Saturn, part of General Motors Corp., is replacing its current ad tagline "It's different in a Saturn" with "People First." The automaker decided to drop the tagline because it wanted to explain the "It's different" positioning in better detail, said Scott McLaren, advertising manager at the brand. "People understood it, but it lacked some definition."
Replacing a replacement
Several other taglines from the marketer's
One new spot, dubbed "Philosohpy," is reminiscent of ads in Saturn's earlier days. "Treat others the way you'd want to be treated," the ad's narrator says. The ad also mentions Saturn's "no hassle, no haggle" buying process. The commercials will appear on national broadcast, cable and syndicated TV.

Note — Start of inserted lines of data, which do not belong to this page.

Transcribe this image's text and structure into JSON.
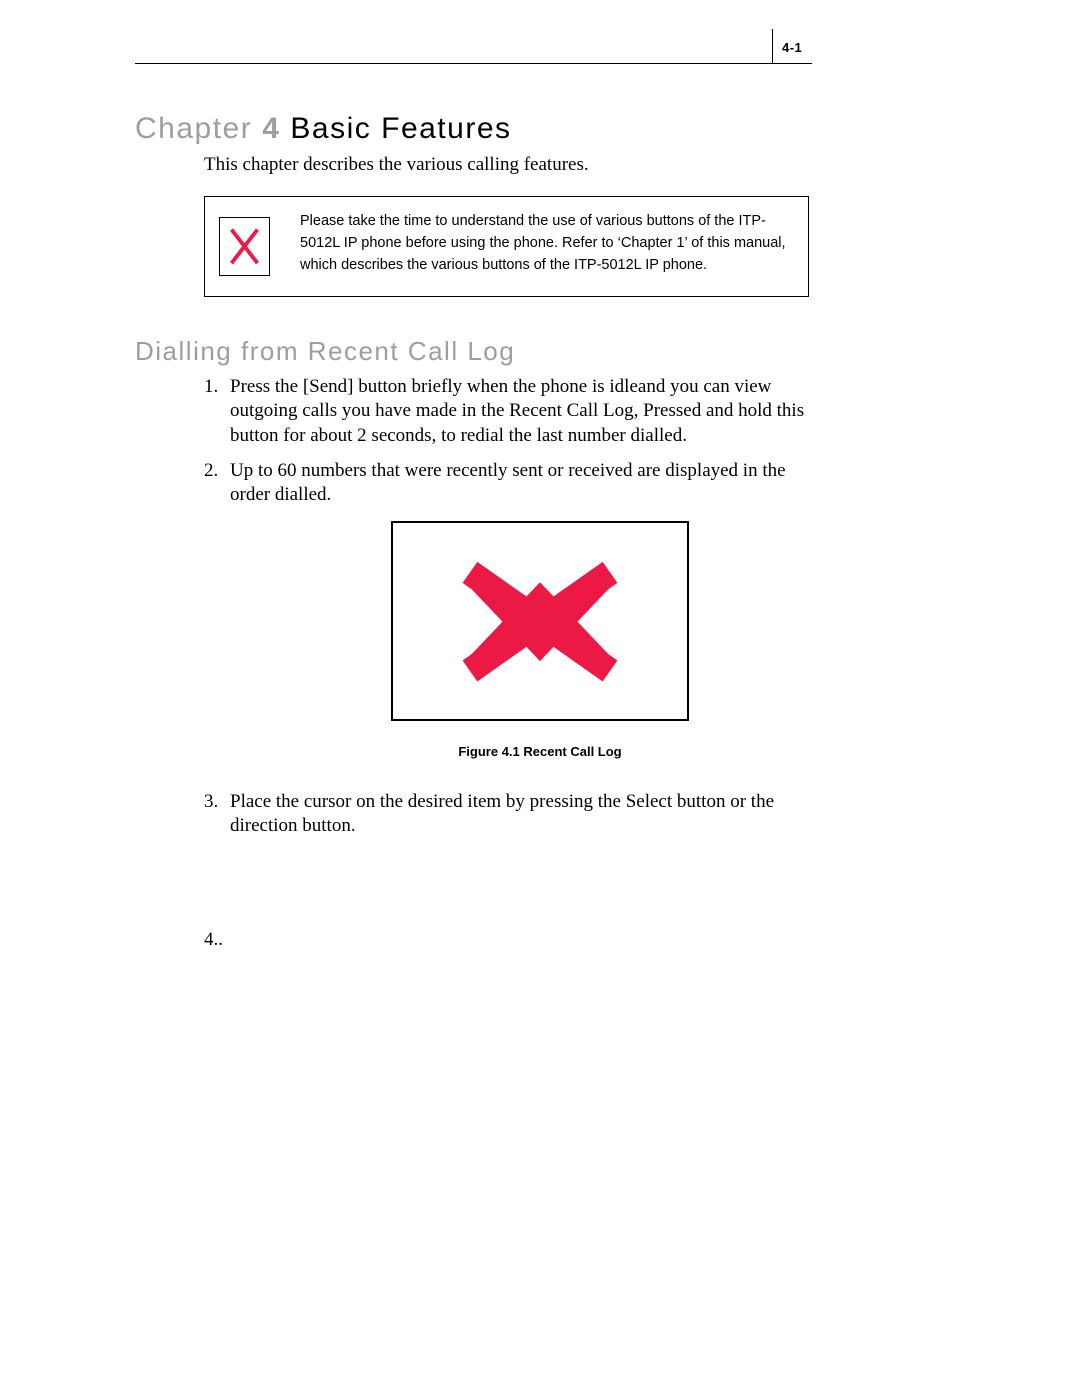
{
  "header": {
    "page_number": "4-1"
  },
  "chapter": {
    "prefix": "Chapter",
    "number": "4",
    "title": "Basic Features",
    "intro": "This chapter describes the various calling features."
  },
  "note": {
    "text": "Please take the time to understand the use of various buttons of the ITP-5012L IP phone before using the phone. Refer to ‘Chapter 1’ of this manual, which describes the various buttons of the ITP-5012L IP phone."
  },
  "section": {
    "title": "Dialling from Recent Call Log"
  },
  "items": {
    "i1": {
      "marker": "1.",
      "text": "Press the [Send] button briefly when the phone is idleand you can view outgoing calls you have made in the Recent Call Log, Pressed and hold this button for about 2 seconds, to redial the last number dialled."
    },
    "i2": {
      "marker": "2.",
      "text": "Up to 60 numbers that were recently sent or received are displayed in the order dialled."
    },
    "i3": {
      "marker": "3.",
      "text": "Place the cursor on the desired item by pressing the Select button or the direction button."
    },
    "i4": {
      "marker": "4..",
      "text": ""
    }
  },
  "figure": {
    "caption": "Figure 4.1   Recent Call Log"
  }
}
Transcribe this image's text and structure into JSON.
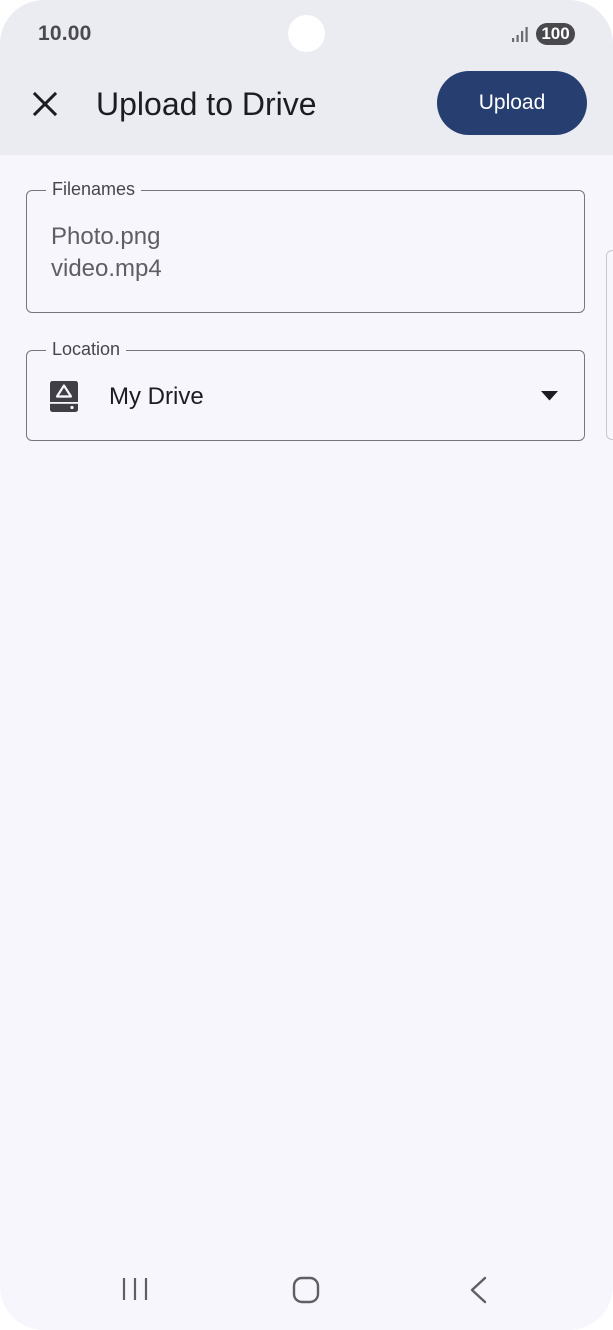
{
  "status_bar": {
    "time": "10.00",
    "battery": "100",
    "icons": [
      "signal-icon",
      "battery-icon"
    ]
  },
  "header": {
    "title": "Upload to Drive",
    "upload_label": "Upload",
    "close_icon": "close-icon"
  },
  "filenames": {
    "label": "Filenames",
    "value": "Photo.png\nvideo.mp4"
  },
  "location": {
    "label": "Location",
    "value": "My Drive",
    "icon": "drive-icon",
    "dropdown_icon": "dropdown-icon"
  },
  "nav_bar": {
    "icons": [
      "recent-apps-icon",
      "home-icon",
      "back-icon"
    ]
  },
  "colors": {
    "header_background": "#ebebf2",
    "page_background": "#f7f6fc",
    "upload_button": "#273f70",
    "field_border": "#76767e"
  }
}
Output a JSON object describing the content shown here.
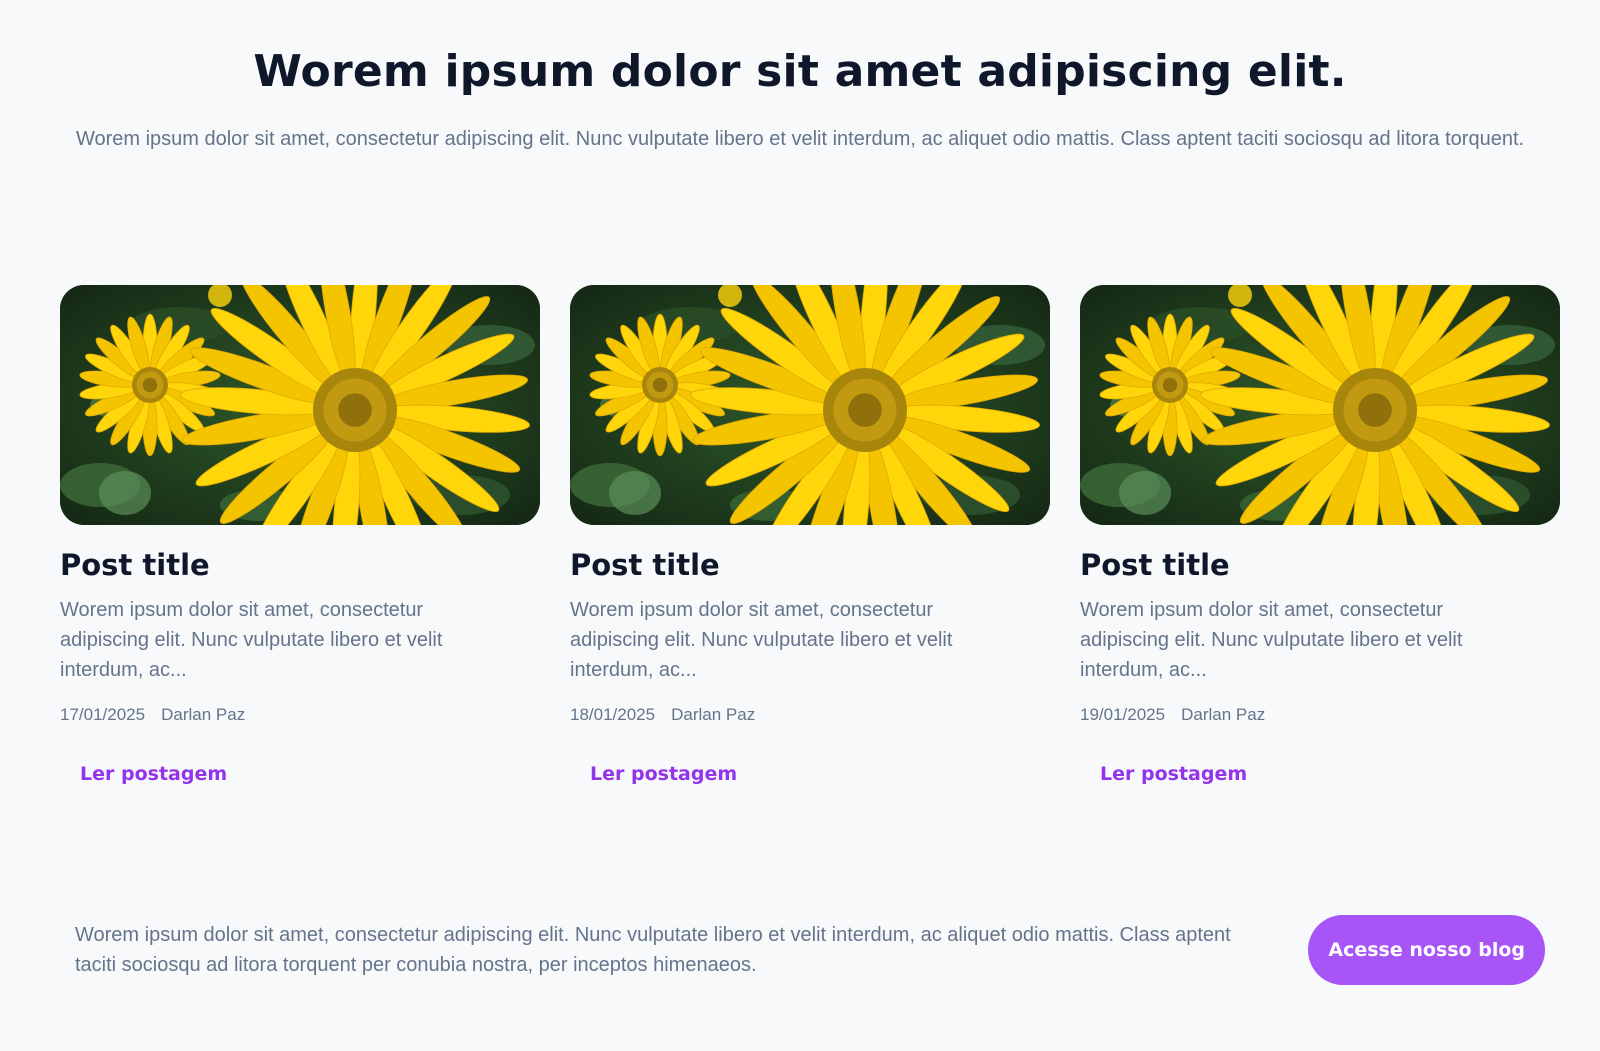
{
  "hero": {
    "title": "Worem ipsum dolor sit amet adipiscing elit.",
    "subtitle": "Worem ipsum dolor sit amet, consectetur adipiscing elit. Nunc vulputate libero et velit interdum, ac aliquet odio mattis. Class aptent taciti sociosqu ad litora torquent."
  },
  "posts": [
    {
      "title": "Post title",
      "excerpt": "Worem ipsum dolor sit amet, consectetur adipiscing elit. Nunc vulputate libero et velit interdum, ac...",
      "date": "17/01/2025",
      "author": "Darlan Paz",
      "link_label": "Ler postagem",
      "image_icon": "yellow-daisy-photo"
    },
    {
      "title": "Post title",
      "excerpt": "Worem ipsum dolor sit amet, consectetur adipiscing elit. Nunc vulputate libero et velit interdum, ac...",
      "date": "18/01/2025",
      "author": "Darlan Paz",
      "link_label": "Ler postagem",
      "image_icon": "yellow-daisy-photo"
    },
    {
      "title": "Post title",
      "excerpt": "Worem ipsum dolor sit amet, consectetur adipiscing elit. Nunc vulputate libero et velit interdum, ac...",
      "date": "19/01/2025",
      "author": "Darlan Paz",
      "link_label": "Ler postagem",
      "image_icon": "yellow-daisy-photo"
    }
  ],
  "footer": {
    "text": "Worem ipsum dolor sit amet, consectetur adipiscing elit. Nunc vulputate libero et velit interdum, ac aliquet odio mattis. Class aptent taciti sociosqu ad litora torquent per conubia nostra, per inceptos himenaeos.",
    "button_label": "Acesse nosso blog"
  },
  "colors": {
    "background": "#f8f9fb",
    "heading": "#0f172a",
    "body_text": "#64748b",
    "link": "#9333ea",
    "button": "#a855f7"
  }
}
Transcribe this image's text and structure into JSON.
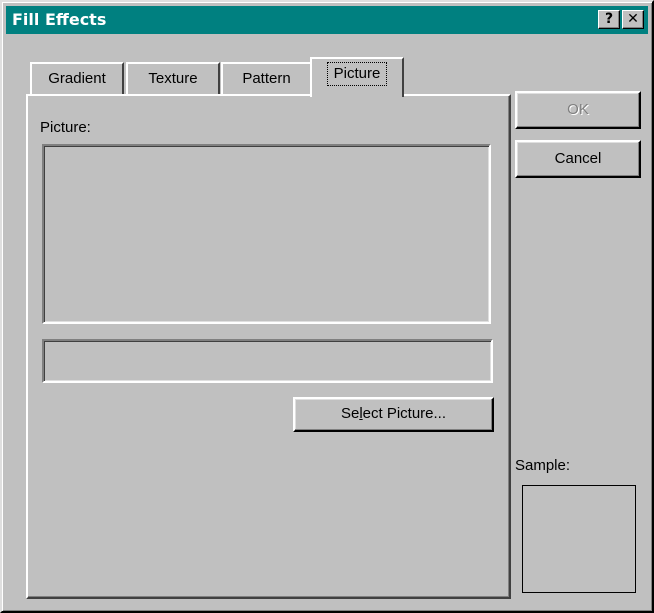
{
  "window": {
    "title": "Fill Effects",
    "help_label": "?",
    "close_label": "✕"
  },
  "tabs": [
    {
      "label": "Gradient",
      "active": false
    },
    {
      "label": "Texture",
      "active": false
    },
    {
      "label": "Pattern",
      "active": false
    },
    {
      "label": "Picture",
      "active": true
    }
  ],
  "picture_panel": {
    "picture_label": "Picture:",
    "select_button": {
      "before": "Se",
      "mnemonic": "l",
      "after": "ect Picture..."
    }
  },
  "buttons": {
    "ok_label": "OK",
    "cancel_label": "Cancel"
  },
  "sample_label": "Sample:",
  "colors": {
    "face": "#c0c0c0",
    "titlebar": "#008080"
  }
}
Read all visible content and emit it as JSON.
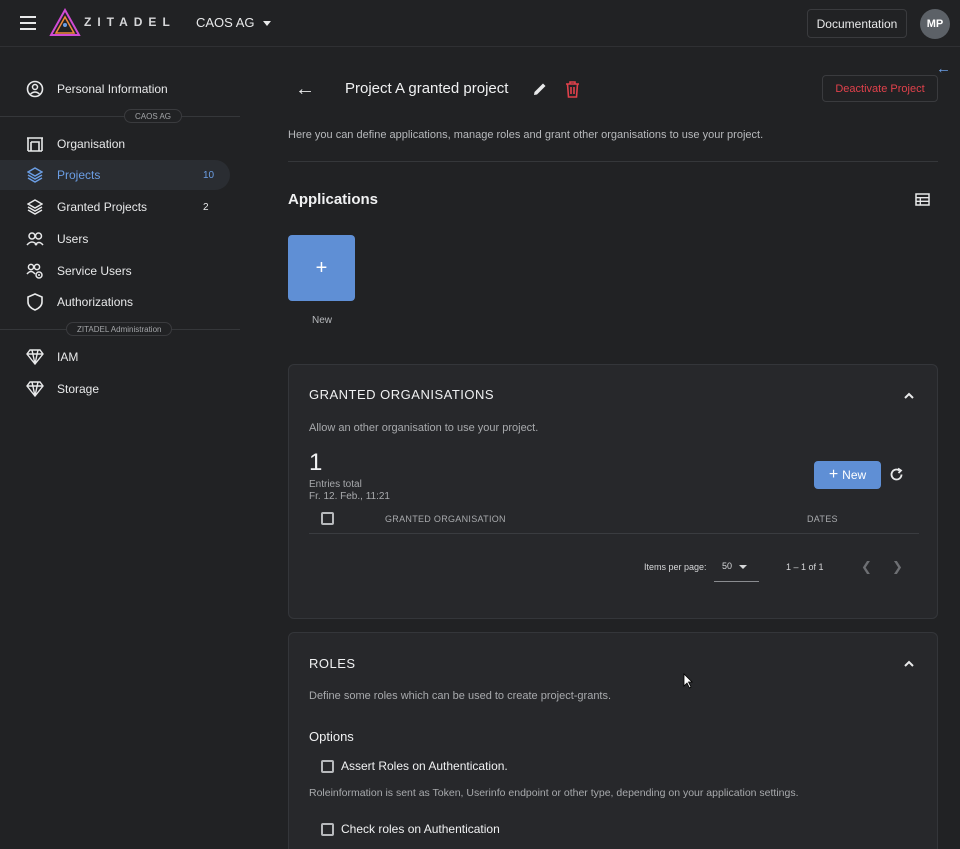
{
  "header": {
    "logo_text": "ZITADEL",
    "org_name": "CAOS AG",
    "documentation_label": "Documentation",
    "avatar_initials": "MP"
  },
  "sidebar": {
    "personal_information": "Personal Information",
    "section_org": "CAOS AG",
    "items": [
      {
        "label": "Organisation",
        "icon": "organisation-icon"
      },
      {
        "label": "Projects",
        "count": "10",
        "icon": "layers-icon"
      },
      {
        "label": "Granted Projects",
        "count": "2",
        "icon": "layers-icon"
      },
      {
        "label": "Users",
        "icon": "users-icon"
      },
      {
        "label": "Service Users",
        "icon": "service-users-icon"
      },
      {
        "label": "Authorizations",
        "icon": "shield-icon"
      }
    ],
    "section_admin": "ZITADEL Administration",
    "admin_items": [
      {
        "label": "IAM",
        "icon": "diamond-icon"
      },
      {
        "label": "Storage",
        "icon": "diamond-icon"
      }
    ]
  },
  "page": {
    "title": "Project A granted project",
    "deactivate_label": "Deactivate Project",
    "description": "Here you can define applications, manage roles and grant other organisations to use your project."
  },
  "applications": {
    "title": "Applications",
    "new_label": "New"
  },
  "granted_orgs": {
    "title": "GRANTED ORGANISATIONS",
    "description": "Allow an other organisation to use your project.",
    "total": "1",
    "total_label": "Entries total",
    "date": "Fr. 12. Feb., 11:21",
    "new_button": "New",
    "columns": [
      "GRANTED ORGANISATION",
      "DATES"
    ],
    "items_per_page_label": "Items per page:",
    "items_per_page": "50",
    "range": "1 – 1 of 1"
  },
  "roles": {
    "title": "ROLES",
    "description": "Define some roles which can be used to create project-grants.",
    "options_label": "Options",
    "assert_roles": "Assert Roles on Authentication.",
    "roles_note": "Roleinformation is sent as Token, Userinfo endpoint or other type, depending on your application settings.",
    "check_roles": "Check roles on Authentication"
  },
  "colors": {
    "accent": "#5f8fd5",
    "danger": "#e0414b",
    "background": "#212224"
  }
}
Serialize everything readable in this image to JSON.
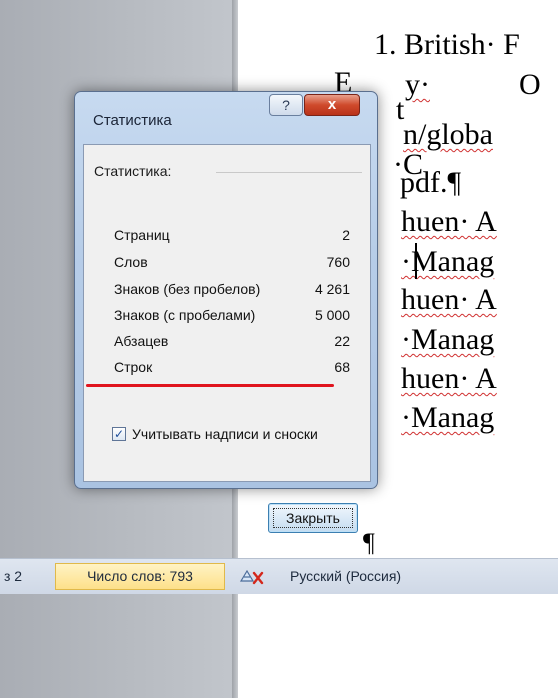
{
  "document": {
    "lines": [
      "1. British· F",
      "E",
      "y·",
      "O",
      "t",
      "n/globa",
      "·C",
      "pdf.¶",
      "huen· A",
      "·Manag",
      "huen· A",
      "·Manag",
      "huen· A",
      "·Manag",
      "¶"
    ]
  },
  "dialog": {
    "title": "Статистика",
    "help_label": "?",
    "close_label": "x",
    "group_label": "Статистика:",
    "rows": [
      {
        "label": "Страниц",
        "value": "2"
      },
      {
        "label": "Слов",
        "value": "760"
      },
      {
        "label": "Знаков (без пробелов)",
        "value": "4 261"
      },
      {
        "label": "Знаков (с пробелами)",
        "value": "5 000"
      },
      {
        "label": "Абзацев",
        "value": "22"
      },
      {
        "label": "Строк",
        "value": "68"
      }
    ],
    "checkbox_label": "Учитывать надписи и сноски",
    "checkbox_checked": true,
    "ok_label": "Закрыть"
  },
  "statusbar": {
    "pages": "з 2",
    "words": "Число слов: 793",
    "language": "Русский (Россия)"
  }
}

Shift in strategy
The new campaign marks a shift in strategy. Saturn introduced new ads in fall 2002 that focused on styling and safety. The first brand effort from Goodby, titled "Sheet Metal," was a minute-long carless car commercial set to a piano score. The ad showed people on roads, pulling out of driveways, stopping at traffic lights, only without a car. At the end of the ad, a narrator explains: "When we design cars, we don't see sheet metal. We see the people who may someday drive them. ... It's different in a Saturn."
Before "sheet Metal" broke, Jamie Barrett, a creative director at Goodby, told AdAge.com: "The time we spent not showing the car is not gratuitous. It's reminding people we put people first. We just needed to find a powerful expression of that."
Saturn spent $196 million in measured media in the first 11 months of 2003, according to TNS Media Intelligence/CMR.
Wes Brown, an auto analyst at Iceology, said Saturn clearly feels its customer care, no haggling on prices and polymer body panels are the most important parts of its heritage to use to differentiate itself from competitors.
The retail experience
"This brand doesn't have a sustaining strategy if it focuses on the retail experience," Jill Lajdziak, vice president of sales service and marketing at Saturn, said in 2002. "The retail experience will still be the pillar of our brand, but we have to make sure people love our product as much as the experience."
The new campaign comes as sales of Saturn continue to slip. The automaker announced last week that sales in the first two months of 2004 dropped by 23% vs. a year ago to 31,141 units. Last year, Saturn sold 271,157 vehicles, a 3.2% drop from 2002, according to AdAge.com sibling Automotive News.
The L series
Saturn was hamstrung by a lack of new models after its debut in 1990. It sold various iterations of the same S Series small car until 1999, when GM gave it the mid-size L Series. But that model line has struggled making inroads in one of the industry's most competitive categories, which features Toyota Motor Sales USA's Camry and American Honda Motor Co.'s Honda Accord.
Saturn said sales of the L Series plummeted by 73% to 3,830 units in the first two months of 2004 vs. a year ago, and to 64,957 units in for all of 2003 vs. 81,172 in 2002.
Saturn is pulling the plug early on the L Series, ending production this summer instead of next year, but the automaker has additional models in the pipeline. The Relay sport van is due this fall, and a sports car is planned for 2006, followed by a sport utility vehicle that is larger than its current marque, Vue.